  1. When you apply pesticides, you’re treating the symptom, rather than the cause of pest problems. Physical barriers (window screens and caulking to keep pests out), biological controls (encouraging beneficial insects), and cultural controls (keeping a clean house and a healthy garden that attracts beneficial insects) are always preferable to pesticide use. In situations where a pesticide is necessary, the best products for the environment are less toxic, less persistent, and target pests — not beneficial insects.
  2. Follow the suggestions on pest prevention and less-toxic pest control in the Our Water Our World fact sheet series found on this website and in participating stores
  3. Find detailed information on pests and integrated pest management (IPM) approaches at ucanr.edu.

Find more information on Pesticides and Water Pollution in our OWOW brochures in English and Spanish

The City of Goleta along with the Cities of Buellton, Carpinteria, Solvang, Santa Barbara, Santa Maria, and the County of Santa Barbara have partnered with the OWOW organization to promote the use of less-toxic products in an effort to reduce pesticide pollution in our communities. By reducing pesticide use and the use of less-toxic products around the home, you can help reduce pesticides and other pollutants such as herbicides and fertilizers from being picked up while watering or when it rains and transported to the nearest storm drain inlet and into our waterways.

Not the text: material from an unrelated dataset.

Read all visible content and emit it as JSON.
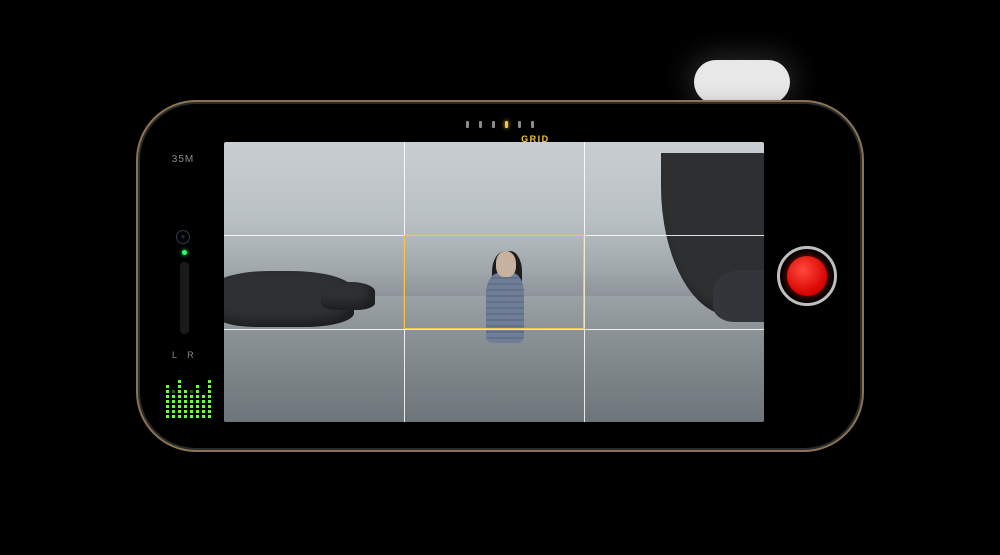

The OWOW website is a great resource for finding less-toxic products to use around your home or garden.

Images courtesy of Our Water Our World